"I completely believe that these plans are leaning forward on the conservation of sage grouse," Bernhardt told The Associated Press. "Do they do it in exactly the same way, no? We made some change in the plans and got rid of some things that are simply not necessary."
The changes drew a sharp backlash from conservation groups and wildlife advocates, who warned excessive use of drilling waivers could push sage grouse onto the list of threatened and endangered species.
"If you allow exception after exception, that might make sense for a particular project in a particular spot, but you add them all together and you have death by a thousand cuts," said National Wildlife Association vice president Tracy Stone-Manning.
The ground-dwelling grouse ranges across about 270,000 square miles in parts of 11 Western U.S. states and two Canadian provinces. Its numbers plummeted in recent decades.
Under President Donald Trump, Interior Secretary Ryan Zinke has vowed to lift obstacles to drilling, and grouse protections have long been viewed by the energy industry as an obstacle to development.
The new plans remove the most protective habitat designations for about 13,000 square miles of public land. Those areas, considered essential to the species' survival, were a centerpiece of the Obama policy. The Trump administration also wants to drop some requirements to prioritize leasing for oil and gas outside sage grouse habitat.
Utah Gov. Gary Herbert, a Republican, said Thursday announcements showed federal officials heeded the state's desire for changes to the 2015 plans.
"This is a great example of federal leaders listening to state leaders, valuing their expertise, and changing their plans based on that input," Herbert said in a statement.
Sage grouse are large, ground-dwelling birds known for an elaborate mating ritual in which males strut around breeding grounds with large, puffed-out air sacs protruding from their chests.
They once numbered in the millions. The U.S. Fish and Wildlife Service now estimates the population at 200,000 to 500,000. Energy development, disease and other causes have decimated populations in some areas.
The Trump administration's proposal would reverse or modify the Obama-era protections in seven states — Wyoming, Nevada, Utah, Colorado, California, Idaho and Oregon.
The oil and gas industry chafed at the old rules. Once Trump took office, industry representatives lobbied the administration to give more recognition to changes in drilling practices that reduce how much land is disturbed for wells.

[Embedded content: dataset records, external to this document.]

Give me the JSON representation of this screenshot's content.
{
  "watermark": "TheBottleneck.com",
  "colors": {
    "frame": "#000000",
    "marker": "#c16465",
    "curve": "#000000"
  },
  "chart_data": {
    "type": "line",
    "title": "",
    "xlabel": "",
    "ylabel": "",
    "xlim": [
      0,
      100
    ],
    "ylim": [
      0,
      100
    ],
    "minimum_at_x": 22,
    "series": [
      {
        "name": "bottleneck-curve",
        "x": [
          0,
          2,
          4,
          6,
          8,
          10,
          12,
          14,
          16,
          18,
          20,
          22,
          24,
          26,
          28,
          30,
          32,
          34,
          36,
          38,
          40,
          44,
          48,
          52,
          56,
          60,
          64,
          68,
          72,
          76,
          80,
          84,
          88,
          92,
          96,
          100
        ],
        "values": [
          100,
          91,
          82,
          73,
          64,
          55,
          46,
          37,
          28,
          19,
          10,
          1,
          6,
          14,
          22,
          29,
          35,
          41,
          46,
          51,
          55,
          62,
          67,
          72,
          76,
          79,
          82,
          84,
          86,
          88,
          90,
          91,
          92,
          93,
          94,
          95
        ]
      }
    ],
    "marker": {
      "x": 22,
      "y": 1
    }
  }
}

"We can do both — protect sage grouse and move forward with responsible energy development," said Kathleen Sgamma with the Western Energy Alliance, which represents more than 300 oil and gas companies. "We've reduced the size of well pads, reduced the numbers of wells. And we had done all these things and the prior administration assumed development was taking place like it was 20 years ago.
Governors from several western states previously raised concerns over a related federal directive from the Bureau of Land Management that would limit a type of land swap that can be used to preserve habitat for the birds.

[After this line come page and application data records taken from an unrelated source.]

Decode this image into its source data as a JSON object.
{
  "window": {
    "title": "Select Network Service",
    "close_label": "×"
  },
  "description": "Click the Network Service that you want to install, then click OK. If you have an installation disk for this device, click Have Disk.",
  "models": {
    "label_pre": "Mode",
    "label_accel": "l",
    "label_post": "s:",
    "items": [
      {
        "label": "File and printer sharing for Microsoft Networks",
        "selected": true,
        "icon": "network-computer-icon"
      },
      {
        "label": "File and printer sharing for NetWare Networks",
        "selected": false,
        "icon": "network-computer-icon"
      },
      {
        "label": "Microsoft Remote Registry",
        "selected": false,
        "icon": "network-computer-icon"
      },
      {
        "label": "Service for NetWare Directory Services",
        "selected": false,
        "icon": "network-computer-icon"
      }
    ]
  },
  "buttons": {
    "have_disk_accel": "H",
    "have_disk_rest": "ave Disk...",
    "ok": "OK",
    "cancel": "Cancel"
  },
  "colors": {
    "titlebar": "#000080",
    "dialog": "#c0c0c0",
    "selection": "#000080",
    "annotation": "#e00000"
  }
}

Without land swaps and related forms of compensation meant to offset habitat damage, the governors said it would be harder to help the sage grouse survive.
In response, the Interior Department on Thursday revised the directive to say federal officials would consider state-mandated or voluntary proposals for land swaps or similar offsets, but would not accept cash payments.
"Where there's a state requirement, we require in our permits that they comply with state requirements," Bernhardt said.
Colorado officials were encouraged by the new directive.
"It allows them to mirror what we're asking for," said John Swartout, a policy adviser to Colorado Democratic Gov. John Hickenlooper.
He added that Colorado pushed for the revision for a year and said state and federal officials will likely sign an agreement by the end of the month on how to implement the new directive.
Following Thursday's release of environmental studies analyzing the changes in each state, governors and the public get another chance to weigh in before a final decision is expected in early 2019.